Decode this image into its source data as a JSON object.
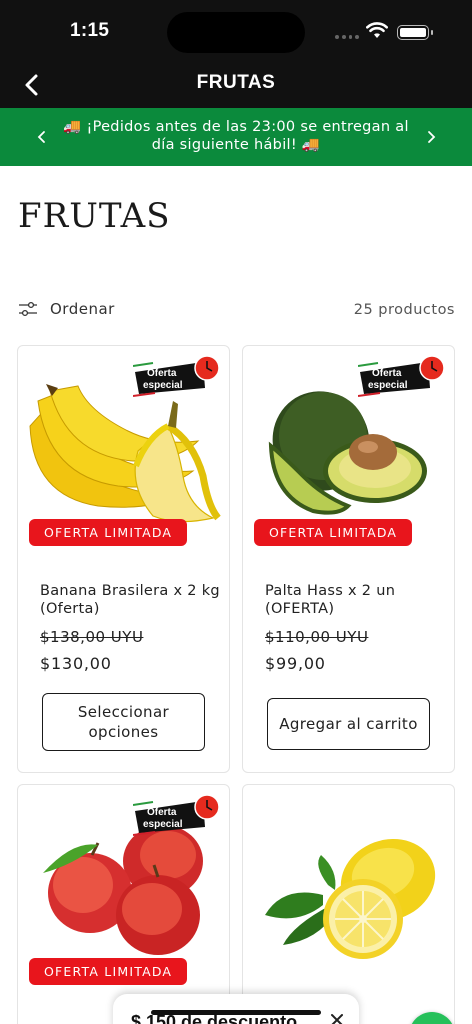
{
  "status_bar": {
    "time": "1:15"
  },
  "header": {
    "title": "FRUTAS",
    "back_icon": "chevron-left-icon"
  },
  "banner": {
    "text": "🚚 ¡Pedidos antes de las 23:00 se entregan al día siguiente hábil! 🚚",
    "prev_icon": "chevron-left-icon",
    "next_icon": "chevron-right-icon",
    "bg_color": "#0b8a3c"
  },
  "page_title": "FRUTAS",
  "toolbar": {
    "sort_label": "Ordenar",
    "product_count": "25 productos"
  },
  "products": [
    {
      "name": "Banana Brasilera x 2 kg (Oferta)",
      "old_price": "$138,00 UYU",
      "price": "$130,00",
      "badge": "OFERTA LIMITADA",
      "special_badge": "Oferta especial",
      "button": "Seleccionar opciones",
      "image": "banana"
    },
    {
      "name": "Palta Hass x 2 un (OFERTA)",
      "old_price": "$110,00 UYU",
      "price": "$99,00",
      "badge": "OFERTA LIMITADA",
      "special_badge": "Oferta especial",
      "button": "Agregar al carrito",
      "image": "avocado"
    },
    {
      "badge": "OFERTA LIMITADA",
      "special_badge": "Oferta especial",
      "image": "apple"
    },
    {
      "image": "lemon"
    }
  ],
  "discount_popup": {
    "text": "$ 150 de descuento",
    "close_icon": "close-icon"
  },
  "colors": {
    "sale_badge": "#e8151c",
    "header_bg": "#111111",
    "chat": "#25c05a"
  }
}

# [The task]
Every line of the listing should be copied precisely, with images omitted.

# [Output]
Decode this image into its source data as a JSON object.
{
  "status_bar": {
    "time": "1:15"
  },
  "header": {
    "title": "FRUTAS",
    "back_icon": "chevron-left-icon"
  },
  "banner": {
    "text": "🚚 ¡Pedidos antes de las 23:00 se entregan al día siguiente hábil! 🚚",
    "prev_icon": "chevron-left-icon",
    "next_icon": "chevron-right-icon",
    "bg_color": "#0b8a3c"
  },
  "page_title": "FRUTAS",
  "toolbar": {
    "sort_label": "Ordenar",
    "product_count": "25 productos"
  },
  "products": [
    {
      "name": "Banana Brasilera x 2 kg (Oferta)",
      "old_price": "$138,00 UYU",
      "price": "$130,00",
      "badge": "OFERTA LIMITADA",
      "special_badge": "Oferta especial",
      "button": "Seleccionar opciones",
      "image": "banana"
    },
    {
      "name": "Palta Hass x 2 un (OFERTA)",
      "old_price": "$110,00 UYU",
      "price": "$99,00",
      "badge": "OFERTA LIMITADA",
      "special_badge": "Oferta especial",
      "button": "Agregar al carrito",
      "image": "avocado"
    },
    {
      "badge": "OFERTA LIMITADA",
      "special_badge": "Oferta especial",
      "image": "apple"
    },
    {
      "image": "lemon"
    }
  ],
  "discount_popup": {
    "text": "$ 150 de descuento",
    "close_icon": "close-icon"
  },
  "colors": {
    "sale_badge": "#e8151c",
    "header_bg": "#111111",
    "chat": "#25c05a"
  }
}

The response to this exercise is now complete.